gneta von Essen Ryding and her husband, Johan Ryding, a Swedish couple with a second home in France, have good reason to get up early in the morning: a 62-foot lap pool with an infinity edge, set into the remains of a stone farmhouse. The couple’s architect, Carl Fredrik Svenstedt
, calls the idea of swimming amid ruins “very poetic,” reminding him of the hauntingly atmospheric films of Soviet-era director Andrei Tarkovsky. Svenstedt adds that he increased the “fantasy and variety” of the pool by siting it so that openings in the crumbling farmhouse walls frame strategic views. At dawn, a horizontal slit in the one largely intact wall, at the end of the pool, lets the sun’s pink rays flood onto the water.
The light effect, Svenstedt enthuses, is “really amazing.” The location isn’t bad either. It’s on a slope near the picturesque town of Villars, in the Luberon valley of Provence, affording an exceptional panorama. In the distance rise the rugged Monts de Vaucluse. Closer, the luxuriant valley is filled with cherry, peach, and apricot trees.
In the foreground, of course, are the farmhouse ruins, which Svenstedt believes to be 18th-century or older. They dictated much of the design of the property’s new compound by Carl Fredrik Svenstedt Architecte. “The building site was legally only the footprint of the existing structures. We had to stay within it,” he says.
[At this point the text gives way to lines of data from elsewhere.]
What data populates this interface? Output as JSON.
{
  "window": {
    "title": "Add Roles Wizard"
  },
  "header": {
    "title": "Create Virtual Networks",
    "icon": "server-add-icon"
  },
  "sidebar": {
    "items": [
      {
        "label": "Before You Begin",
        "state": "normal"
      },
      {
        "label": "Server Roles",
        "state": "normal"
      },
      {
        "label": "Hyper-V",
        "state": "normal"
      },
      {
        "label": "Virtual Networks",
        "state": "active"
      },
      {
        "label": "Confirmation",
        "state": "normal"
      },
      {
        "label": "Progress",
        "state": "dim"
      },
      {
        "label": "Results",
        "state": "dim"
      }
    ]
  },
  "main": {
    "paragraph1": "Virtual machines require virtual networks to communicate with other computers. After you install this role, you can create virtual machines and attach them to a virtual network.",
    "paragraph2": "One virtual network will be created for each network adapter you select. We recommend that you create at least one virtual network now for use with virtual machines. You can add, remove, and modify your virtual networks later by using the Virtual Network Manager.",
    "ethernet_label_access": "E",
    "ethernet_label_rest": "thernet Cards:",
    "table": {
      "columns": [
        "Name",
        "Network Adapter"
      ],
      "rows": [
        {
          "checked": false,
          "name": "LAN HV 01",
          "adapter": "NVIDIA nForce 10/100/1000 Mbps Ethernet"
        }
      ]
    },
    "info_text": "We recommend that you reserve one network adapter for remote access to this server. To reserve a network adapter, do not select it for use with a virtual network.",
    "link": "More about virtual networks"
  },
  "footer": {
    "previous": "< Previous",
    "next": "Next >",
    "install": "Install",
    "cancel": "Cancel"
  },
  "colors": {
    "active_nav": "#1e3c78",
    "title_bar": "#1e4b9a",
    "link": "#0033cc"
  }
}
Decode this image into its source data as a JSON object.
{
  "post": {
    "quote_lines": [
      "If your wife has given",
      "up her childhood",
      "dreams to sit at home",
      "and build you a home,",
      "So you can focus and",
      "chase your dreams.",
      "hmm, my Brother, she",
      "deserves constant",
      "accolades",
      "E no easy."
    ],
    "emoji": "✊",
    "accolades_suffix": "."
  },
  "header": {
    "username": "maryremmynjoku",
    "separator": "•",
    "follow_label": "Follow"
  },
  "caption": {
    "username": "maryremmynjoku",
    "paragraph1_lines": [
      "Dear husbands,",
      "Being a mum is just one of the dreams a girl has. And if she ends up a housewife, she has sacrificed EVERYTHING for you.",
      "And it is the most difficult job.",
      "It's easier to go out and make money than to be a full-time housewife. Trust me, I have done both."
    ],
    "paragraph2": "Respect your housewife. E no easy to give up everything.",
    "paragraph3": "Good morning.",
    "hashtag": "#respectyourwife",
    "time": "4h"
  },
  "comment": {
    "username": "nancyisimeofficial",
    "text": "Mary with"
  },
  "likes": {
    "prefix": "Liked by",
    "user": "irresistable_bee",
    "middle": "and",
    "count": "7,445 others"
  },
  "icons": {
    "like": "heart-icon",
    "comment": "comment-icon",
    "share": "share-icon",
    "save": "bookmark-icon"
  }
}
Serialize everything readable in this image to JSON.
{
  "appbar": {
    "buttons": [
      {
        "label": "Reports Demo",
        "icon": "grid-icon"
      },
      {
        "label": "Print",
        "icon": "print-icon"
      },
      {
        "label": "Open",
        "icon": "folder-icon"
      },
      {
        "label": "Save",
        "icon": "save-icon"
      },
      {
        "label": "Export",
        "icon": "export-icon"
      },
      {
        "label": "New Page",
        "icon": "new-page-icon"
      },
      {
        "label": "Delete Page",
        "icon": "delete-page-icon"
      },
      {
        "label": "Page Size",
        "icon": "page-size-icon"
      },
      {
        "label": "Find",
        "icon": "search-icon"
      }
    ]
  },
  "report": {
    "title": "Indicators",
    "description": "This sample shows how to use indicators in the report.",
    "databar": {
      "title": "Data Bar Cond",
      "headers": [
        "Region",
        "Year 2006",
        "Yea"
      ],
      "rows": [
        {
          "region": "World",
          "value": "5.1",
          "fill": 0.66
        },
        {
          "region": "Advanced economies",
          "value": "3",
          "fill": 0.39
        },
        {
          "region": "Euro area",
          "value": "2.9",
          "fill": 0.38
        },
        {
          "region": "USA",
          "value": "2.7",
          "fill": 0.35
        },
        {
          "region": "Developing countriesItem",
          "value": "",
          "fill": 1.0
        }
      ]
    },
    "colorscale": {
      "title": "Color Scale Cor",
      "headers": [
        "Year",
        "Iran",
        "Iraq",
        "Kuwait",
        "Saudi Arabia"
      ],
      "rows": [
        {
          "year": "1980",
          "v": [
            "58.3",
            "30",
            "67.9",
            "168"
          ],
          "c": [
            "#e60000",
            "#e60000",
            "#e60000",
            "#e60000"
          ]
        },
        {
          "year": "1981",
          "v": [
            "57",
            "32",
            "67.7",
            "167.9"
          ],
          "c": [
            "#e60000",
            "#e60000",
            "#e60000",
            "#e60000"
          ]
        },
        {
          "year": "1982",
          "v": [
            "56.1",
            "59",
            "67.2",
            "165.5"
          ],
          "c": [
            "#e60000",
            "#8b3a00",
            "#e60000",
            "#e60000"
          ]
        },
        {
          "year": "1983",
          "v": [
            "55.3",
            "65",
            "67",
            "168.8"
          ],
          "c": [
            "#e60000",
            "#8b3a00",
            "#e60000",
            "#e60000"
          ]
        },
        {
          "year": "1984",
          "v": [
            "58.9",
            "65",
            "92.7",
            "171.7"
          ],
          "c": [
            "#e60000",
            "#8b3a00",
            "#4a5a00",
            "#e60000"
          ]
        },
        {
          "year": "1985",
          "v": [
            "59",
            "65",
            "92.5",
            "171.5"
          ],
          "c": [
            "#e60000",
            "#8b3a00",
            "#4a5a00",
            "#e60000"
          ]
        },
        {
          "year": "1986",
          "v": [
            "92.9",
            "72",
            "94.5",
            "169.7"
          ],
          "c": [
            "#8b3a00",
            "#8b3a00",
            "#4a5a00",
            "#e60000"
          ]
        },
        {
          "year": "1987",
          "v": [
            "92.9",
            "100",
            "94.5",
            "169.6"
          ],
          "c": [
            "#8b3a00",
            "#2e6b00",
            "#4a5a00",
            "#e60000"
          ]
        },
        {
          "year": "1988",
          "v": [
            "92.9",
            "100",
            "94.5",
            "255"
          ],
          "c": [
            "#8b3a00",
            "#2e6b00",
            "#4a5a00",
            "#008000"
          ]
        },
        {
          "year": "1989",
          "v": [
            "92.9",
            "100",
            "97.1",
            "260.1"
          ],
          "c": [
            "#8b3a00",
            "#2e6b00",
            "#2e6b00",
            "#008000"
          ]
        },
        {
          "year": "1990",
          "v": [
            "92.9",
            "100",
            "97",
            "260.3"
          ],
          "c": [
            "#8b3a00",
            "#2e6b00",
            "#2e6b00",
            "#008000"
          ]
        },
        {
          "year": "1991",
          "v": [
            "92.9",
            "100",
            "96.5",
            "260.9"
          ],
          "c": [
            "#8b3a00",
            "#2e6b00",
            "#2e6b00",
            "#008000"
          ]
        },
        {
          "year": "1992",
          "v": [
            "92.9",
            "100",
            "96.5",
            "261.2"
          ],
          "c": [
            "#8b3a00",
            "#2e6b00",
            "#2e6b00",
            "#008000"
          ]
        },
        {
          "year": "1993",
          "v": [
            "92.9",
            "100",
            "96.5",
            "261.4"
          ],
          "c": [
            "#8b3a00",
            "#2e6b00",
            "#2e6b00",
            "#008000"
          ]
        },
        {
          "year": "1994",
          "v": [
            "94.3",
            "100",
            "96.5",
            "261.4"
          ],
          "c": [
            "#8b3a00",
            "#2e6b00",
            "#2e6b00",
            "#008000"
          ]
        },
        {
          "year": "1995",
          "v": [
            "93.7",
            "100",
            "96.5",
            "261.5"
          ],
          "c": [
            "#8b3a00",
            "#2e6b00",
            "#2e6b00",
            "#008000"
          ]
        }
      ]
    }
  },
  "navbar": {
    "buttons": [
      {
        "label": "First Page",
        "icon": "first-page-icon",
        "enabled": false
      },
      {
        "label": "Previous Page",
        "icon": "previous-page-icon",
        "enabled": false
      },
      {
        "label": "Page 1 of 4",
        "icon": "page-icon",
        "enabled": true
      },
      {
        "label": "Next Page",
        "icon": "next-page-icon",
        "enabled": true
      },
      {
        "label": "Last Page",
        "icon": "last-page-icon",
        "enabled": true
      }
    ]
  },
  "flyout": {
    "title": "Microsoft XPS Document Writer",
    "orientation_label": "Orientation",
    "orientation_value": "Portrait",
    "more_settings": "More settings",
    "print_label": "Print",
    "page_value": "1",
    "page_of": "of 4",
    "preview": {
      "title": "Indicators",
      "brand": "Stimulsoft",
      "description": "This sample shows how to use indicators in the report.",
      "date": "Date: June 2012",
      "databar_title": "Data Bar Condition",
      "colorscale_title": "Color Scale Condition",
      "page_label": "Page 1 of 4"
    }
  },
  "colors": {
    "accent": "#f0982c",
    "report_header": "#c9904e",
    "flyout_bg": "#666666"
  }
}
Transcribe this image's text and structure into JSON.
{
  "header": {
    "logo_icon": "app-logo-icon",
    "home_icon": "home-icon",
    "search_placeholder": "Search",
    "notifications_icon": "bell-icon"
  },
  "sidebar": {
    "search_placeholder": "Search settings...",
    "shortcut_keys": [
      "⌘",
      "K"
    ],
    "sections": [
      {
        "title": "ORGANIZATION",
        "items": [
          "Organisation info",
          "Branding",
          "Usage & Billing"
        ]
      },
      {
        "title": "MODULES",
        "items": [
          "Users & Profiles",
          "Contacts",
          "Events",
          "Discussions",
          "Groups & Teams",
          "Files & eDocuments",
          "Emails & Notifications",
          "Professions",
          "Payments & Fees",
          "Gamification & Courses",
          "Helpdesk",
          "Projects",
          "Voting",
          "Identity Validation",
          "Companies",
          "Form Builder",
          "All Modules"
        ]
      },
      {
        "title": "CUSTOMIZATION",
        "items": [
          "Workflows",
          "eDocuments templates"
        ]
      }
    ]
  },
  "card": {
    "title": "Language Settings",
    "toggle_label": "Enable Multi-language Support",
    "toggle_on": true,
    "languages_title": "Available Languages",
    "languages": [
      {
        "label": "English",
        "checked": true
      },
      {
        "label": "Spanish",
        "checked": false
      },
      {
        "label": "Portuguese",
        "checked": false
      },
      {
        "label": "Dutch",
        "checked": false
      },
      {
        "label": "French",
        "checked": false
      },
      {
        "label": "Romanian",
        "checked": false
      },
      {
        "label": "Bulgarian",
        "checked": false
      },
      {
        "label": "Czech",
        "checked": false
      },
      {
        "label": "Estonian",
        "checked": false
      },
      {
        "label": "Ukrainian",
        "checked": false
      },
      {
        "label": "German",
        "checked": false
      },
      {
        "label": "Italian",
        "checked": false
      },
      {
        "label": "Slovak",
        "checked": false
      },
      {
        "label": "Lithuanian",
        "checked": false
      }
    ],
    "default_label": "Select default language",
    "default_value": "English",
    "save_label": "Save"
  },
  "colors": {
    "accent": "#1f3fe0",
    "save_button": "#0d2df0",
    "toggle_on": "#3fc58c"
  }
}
From the front gate, a narrow path leads straight to the pool. New walls to the left belong to the carport, followed by the main house, a 2,700-square-foot L shape. To the right, he incorporated old stone walls into a new guesthouse.
Numerous rules and regulations had to be taken into account. All new construction, for instance, must adhere to the traditional color palette of local agricultural buildings. Roofs must be pitched and clad in rounded Roman tiles. Authorities also encourage the use of regional materials. The limestone chosen by Svenstedt is mined near the legendary Pont du Gard aqueduct 50 miles away. He notes that the quarry there has been active for over 2,000 years. Yet the stone is rarely used nowadays for houses, being, as he says, “quite brittle and porous.”
He considers the porosity perfect, however, for 20-inch-thick walls that both breathe and offer natural insulation in a climate where temperatures can dip below freezing in winter and rise to 95 degrees Fahrenheit in summer. The blocks, he says, are assembled “like Legos—you just pile them up.” For the main house, they’re stacked flush with one another. For one new wall of the guesthouse, they deliberately protrude and recede in a syncopated rhythm. Other materials are equally tied to nature. Paneling is birch plywood. Kitchen counters and the top of a picnic table on the patio are Swedish limestone. (Never mind, Svenstedt deadpans, that the table “cannot be moved easily.”) There’s also a significant amount of glass. To insulate against the cold, the floor-to-ceiling windows are triple-glazed. To shade them from the summer sun, he constructed overhangs and louvers.
The glass creates maximum transparency on the north and south sides of the living and dining areas to take full advantage of those breathtaking views. “It’s more like being under a big tree than inside a house,” he says. And just so nobody forgets that it’s on a hillside, a split-level configuration runs through the public space and adjacent master suite.
As flexibility was a major consideration for the Rydings, the bedroom wing can be either completely open or divided in three by sliding doors. And the guesthouse’s kitchenette provides a tad more independence to anyone staying there. Thus, the overall setup functions equally well whether the couple are alone or with family and friends.
When it came to furnishings, Svenstedt worked hand in hand with Agneta Ryding, whose company, Gammelträdgården, distributes textiles and wall coverings in Sweden. The overall feel at her house is relaxed and slightly outdoorsy, with camp beds and folding deck chairs. Fabrics with botanical patterns and a few shots of red act as a visual link to the wild poppies in the garden beyond the patio. Certain elements, most tellingly the sauna, betray the Scandinavian origins of owners and architect. (Svenstedt was born in Stockholm and raised in Montreal.)
The property’s name in French, meanwhile, is a clever architectural pun. It’s Maison VER, as in her maiden and married names, Von Essen and Ryding. As Svenstedt points out, Maison VER sounds almost identical to one of his favorite Paris buildings, the Maison de Verre by Pierre Chareau.